From Sarah Colamarino, Vice President, Corporate Communications, Johnson & Johnson
A few weeks ago, I attended a Youth Sports Safety Clinic for parents, coaches and community members at a local high school here in New Jersey, sponsored by Safe Kids USA and Robert Wood Johnson University Hospital. The clinic explained crucial information, like signs of dehydration and ways to prevent overuse injuries.
JNJ BTW has highlighted youth sports safety over the past few months, so we’ve heard the statistics before. According to Safe Kids, over 38 million kids participate in sports each year, with more than 3.5 million estimated injuries occurring each year. Experts say that almost half of these injuries could have been prevented. As a parent watching from the sidelines, I want my child to have fun, enjoy the game and not be sidelined with an injury
The panel, which featured an athletic trainer, orthopedic surgeon and neurologist, covered a lot of topics, including concussions. Even a minor fall or a collision with another player can result in a concussion. While concussions are most common in sports where collisions are routine, concussions can occur in any sport or recreational activity. So it’s essential that parents, coaches and our children understand and recognize the signs and symptoms of a concussion so that they know what to do in the event one does occur.
There are many symptoms that could indicate that a player has been concussed. Some of these symptoms include:
- Balance problems
- Difficulty communicating or concentrating
- Feeling mentally foggy
- Memory difficulties
For a complete list of signs and symptoms of a concussion, visit the CDC’s website focused on concussions.
So what should you do when a child may have a concussion? First and foremost, make sure the coach takes your child out of the game or practice immediately, and ensure your child does not t return to play until they have been cleared by a health care professional. The symptoms noted above can last from several minutes to months. Sometimes these symptoms can last even longer. If an athlete jumps back into the game or practice before his brain has healed properly, long-term damage is a real potential. I think we can agree that no game, practice, or championship is that important.
Looking for more information on concussions, their effects and what to do to prevent and treat them? Safe Kids USA and the CDC put together a concussion fact sheet for coaches, parents and schools, which has beneficial information for school teachers and nurses, and student athletes as well.

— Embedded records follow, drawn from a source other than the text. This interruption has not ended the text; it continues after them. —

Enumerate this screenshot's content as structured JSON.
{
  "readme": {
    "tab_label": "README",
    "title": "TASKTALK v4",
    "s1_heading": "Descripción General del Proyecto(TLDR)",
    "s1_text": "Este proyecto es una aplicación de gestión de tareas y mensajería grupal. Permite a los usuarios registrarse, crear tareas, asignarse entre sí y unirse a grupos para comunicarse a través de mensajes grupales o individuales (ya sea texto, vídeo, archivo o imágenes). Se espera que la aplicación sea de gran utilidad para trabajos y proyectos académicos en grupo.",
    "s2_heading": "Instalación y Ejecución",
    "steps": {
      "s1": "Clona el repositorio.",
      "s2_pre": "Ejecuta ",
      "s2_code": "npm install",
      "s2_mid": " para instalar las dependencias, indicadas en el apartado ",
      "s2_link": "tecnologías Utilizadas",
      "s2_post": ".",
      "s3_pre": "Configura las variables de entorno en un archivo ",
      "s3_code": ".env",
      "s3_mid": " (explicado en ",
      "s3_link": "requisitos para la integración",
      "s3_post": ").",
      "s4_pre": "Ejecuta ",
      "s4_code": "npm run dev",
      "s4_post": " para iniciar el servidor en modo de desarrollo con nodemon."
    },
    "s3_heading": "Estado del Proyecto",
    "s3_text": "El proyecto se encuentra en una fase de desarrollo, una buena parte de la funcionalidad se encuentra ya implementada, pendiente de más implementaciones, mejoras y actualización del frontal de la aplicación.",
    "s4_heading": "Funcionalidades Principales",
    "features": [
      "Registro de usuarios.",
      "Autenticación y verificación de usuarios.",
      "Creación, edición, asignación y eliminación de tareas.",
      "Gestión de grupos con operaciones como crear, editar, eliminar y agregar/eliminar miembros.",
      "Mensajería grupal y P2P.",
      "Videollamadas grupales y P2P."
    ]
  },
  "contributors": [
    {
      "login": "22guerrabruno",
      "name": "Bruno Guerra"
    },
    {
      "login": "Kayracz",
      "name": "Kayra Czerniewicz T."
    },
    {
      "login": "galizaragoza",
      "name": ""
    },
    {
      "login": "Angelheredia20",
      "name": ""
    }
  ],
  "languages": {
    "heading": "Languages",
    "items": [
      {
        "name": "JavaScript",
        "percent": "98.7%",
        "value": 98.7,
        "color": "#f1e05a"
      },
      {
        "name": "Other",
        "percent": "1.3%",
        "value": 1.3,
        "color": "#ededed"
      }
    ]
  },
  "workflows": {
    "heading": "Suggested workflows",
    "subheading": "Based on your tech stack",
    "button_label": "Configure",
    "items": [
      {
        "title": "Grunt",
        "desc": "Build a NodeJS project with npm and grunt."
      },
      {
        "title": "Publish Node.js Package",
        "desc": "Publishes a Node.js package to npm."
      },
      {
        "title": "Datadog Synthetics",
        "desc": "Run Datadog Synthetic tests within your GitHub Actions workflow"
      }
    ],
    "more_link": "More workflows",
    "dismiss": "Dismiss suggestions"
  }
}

It’s important for kids to have fun, but it’s also important for kids to be safe. Talk to your kids and their coaches about the safety of your children. It’s an easy thing to do to ensure a safe and successful sports season.